She’s grateful that outdoor dining has helped so many survive, herself included, and though not insensitive to the concerns of residents, she thinks outdoor dining has brought “a nice flavor,” a bit of “a European feel” to the already quaint North End.

“I have heard there are incidents later into the night and into the early morning,” Agripino said. “But I think the hours that the restaurants are open, I don’t see a problem.”

Outdoor dining is not a silver bullet every day, Trotta said. Most visitors to the North End gravitate toward Hanover Street, the main drag. Trotta’s restaurants are on nearby Salem Street and North Square.

“We are full on weekends,” Trotta said. “But during the week, not necessarily.”

Such was the case for several Salem Street restaurants Tuesday afternoon, as columns of seating extended off the sidewalk and into the street sat unoccupied amid red shuttered umbrellas. An older model Chevrolet crept through between a border of flower-topped barriers and the curb on the other side.

On Hanover Street, diners found shade from the 88-degree heat beneath awnings and umbrellas.

“I love the outdoor dining, especially on a day like this,” Don Stone, of the metro-Detroit area, said as he finished up lunch with two nieces and a sister-in-law. “It’s perfect.”


Stone said he ate outside last time he was in the North End a few years ago. It’s part of the North End experience, he said.

Around the corner at Ristorante Limoncello, Tom Scott, of Wellesley, said the restaurants were the heart of the neighborhood.

“We all have to suffer the consequences to preserve the ability for these restaurants to survive,” Scott said.

While dining outside was preferable, ambience-wise, it also felt like the more responsible choice for Jenny Hong and her three children, ages 11, 13, and 15, of San Diego.

“COVID is not quite done yet,” Hong said. “I feel much safer outside eating in these outdoor spaces, especially with my youngest who can’t get vaccinated yet.”

Concerns over the Delta variant have caused a number of recent cancellations at Lucia, Ducali and Filippo in the North End, said managing partner Philip Frattaroli, of Filmark Hospitality Group.

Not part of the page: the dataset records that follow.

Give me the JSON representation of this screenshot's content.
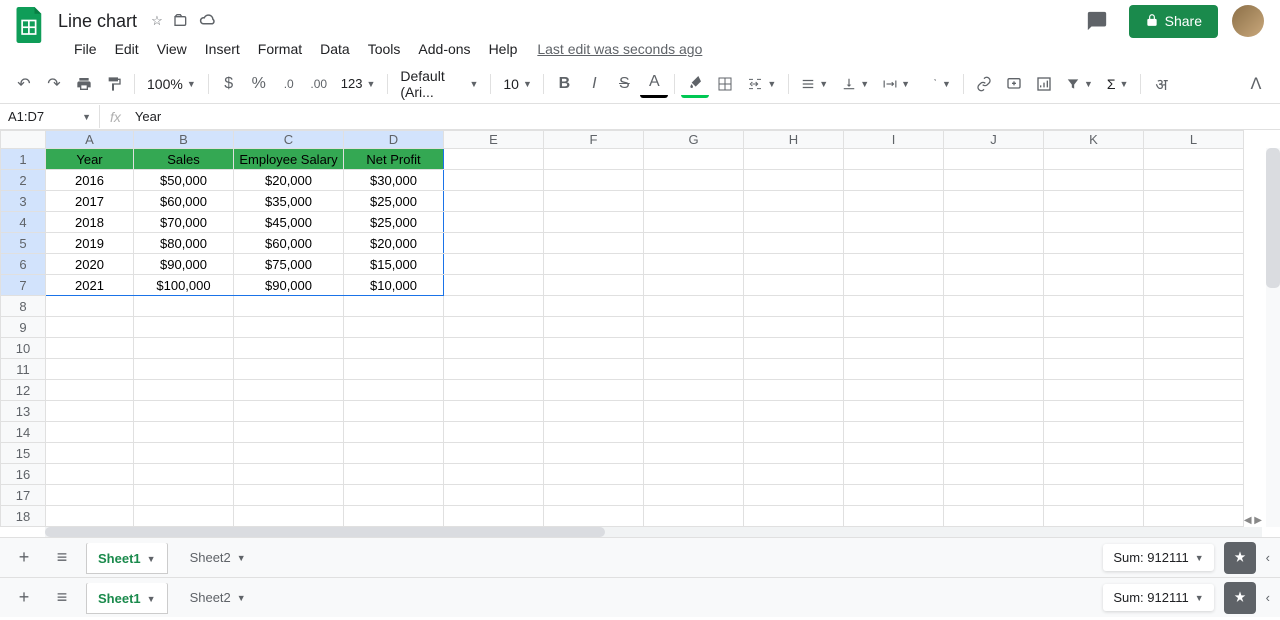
{
  "doc": {
    "title": "Line chart",
    "last_edit": "Last edit was seconds ago"
  },
  "menu": [
    "File",
    "Edit",
    "View",
    "Insert",
    "Format",
    "Data",
    "Tools",
    "Add-ons",
    "Help"
  ],
  "toolbar": {
    "zoom": "100%",
    "font": "Default (Ari...",
    "font_size": "10",
    "more_formats": "123"
  },
  "namebox": "A1:D7",
  "formula_value": "Year",
  "columns": [
    "A",
    "B",
    "C",
    "D",
    "E",
    "F",
    "G",
    "H",
    "I",
    "J",
    "K",
    "L"
  ],
  "rows": [
    1,
    2,
    3,
    4,
    5,
    6,
    7,
    8,
    9,
    10,
    11,
    12,
    13,
    14,
    15,
    16,
    17,
    18
  ],
  "share_label": "Share",
  "table": {
    "headers": [
      "Year",
      "Sales",
      "Employee Salary",
      "Net Profit"
    ],
    "data": [
      [
        "2016",
        "$50,000",
        "$20,000",
        "$30,000"
      ],
      [
        "2017",
        "$60,000",
        "$35,000",
        "$25,000"
      ],
      [
        "2018",
        "$70,000",
        "$45,000",
        "$25,000"
      ],
      [
        "2019",
        "$80,000",
        "$60,000",
        "$20,000"
      ],
      [
        "2020",
        "$90,000",
        "$75,000",
        "$15,000"
      ],
      [
        "2021",
        "$100,000",
        "$90,000",
        "$10,000"
      ]
    ]
  },
  "sheets": [
    {
      "name": "Sheet1",
      "active": true
    },
    {
      "name": "Sheet2",
      "active": false
    }
  ],
  "status": {
    "sum_label": "Sum: 912111"
  },
  "chart_data": {
    "type": "table",
    "categories": [
      2016,
      2017,
      2018,
      2019,
      2020,
      2021
    ],
    "series": [
      {
        "name": "Sales",
        "values": [
          50000,
          60000,
          70000,
          80000,
          90000,
          100000
        ]
      },
      {
        "name": "Employee Salary",
        "values": [
          20000,
          35000,
          45000,
          60000,
          75000,
          90000
        ]
      },
      {
        "name": "Net Profit",
        "values": [
          30000,
          25000,
          25000,
          20000,
          15000,
          10000
        ]
      }
    ],
    "title": "Line chart",
    "xlabel": "Year",
    "ylabel": ""
  }
}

“Even though a lot of people think it’s over, restaurants aren’t out of this by any means,” Frattaroli said. “And we’re grateful for the public space and for municipalities allowing us to do this.

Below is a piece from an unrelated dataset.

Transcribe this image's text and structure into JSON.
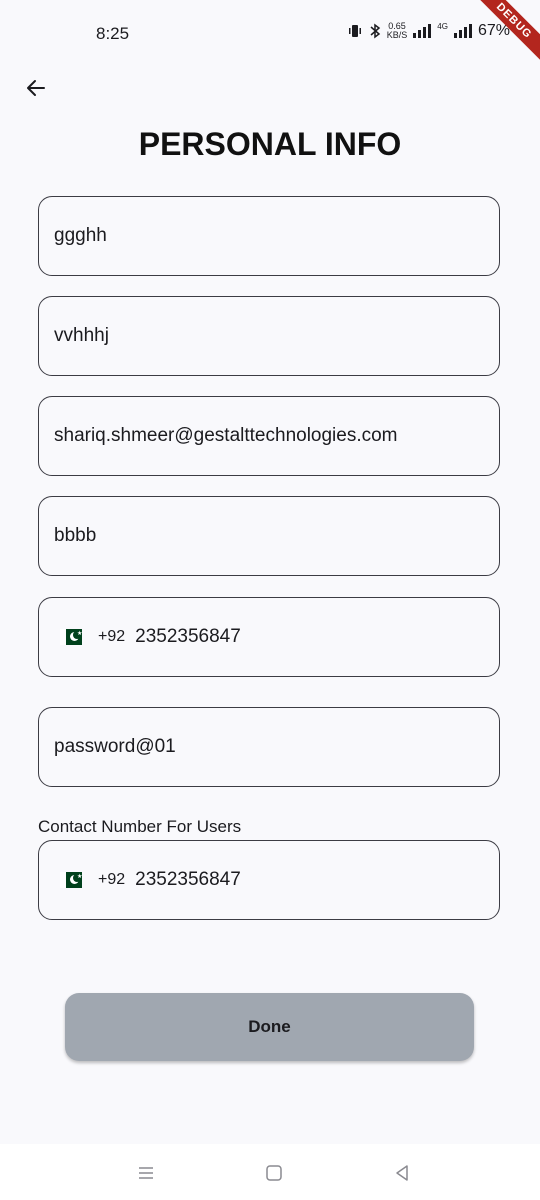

“There just needs to be a conversation about how to make this sustainable for everyone,” he said.

Especially, Frattaroli said, considering the window is so narrow for weather good enough to allow outdoor dining. “We’d like to make this short window work,” he said.


At Monday’s meeting, several of the 50 attendees said they want their old neighborhood back, minus the heavy crowds and constricted sidewalks. City officials said they would take the concerns to heart.

“The outdoor dining that you see this year, I think it’s better than it was last year,” said Boston Licensing Board chairwoman Kathleen Joyce. “We’re committed to making it better next year.”

Kristen McCosh, disabilities commissioner for the City of Boston, told residents the city would set clearer outdoor-dining guidelines in the future.

Katie Redefer can be reached at katie.redefer@globe.com. Tonya Alanez can be reached at tonya.alanez@globe.com. Follow her on Twitter @talanez.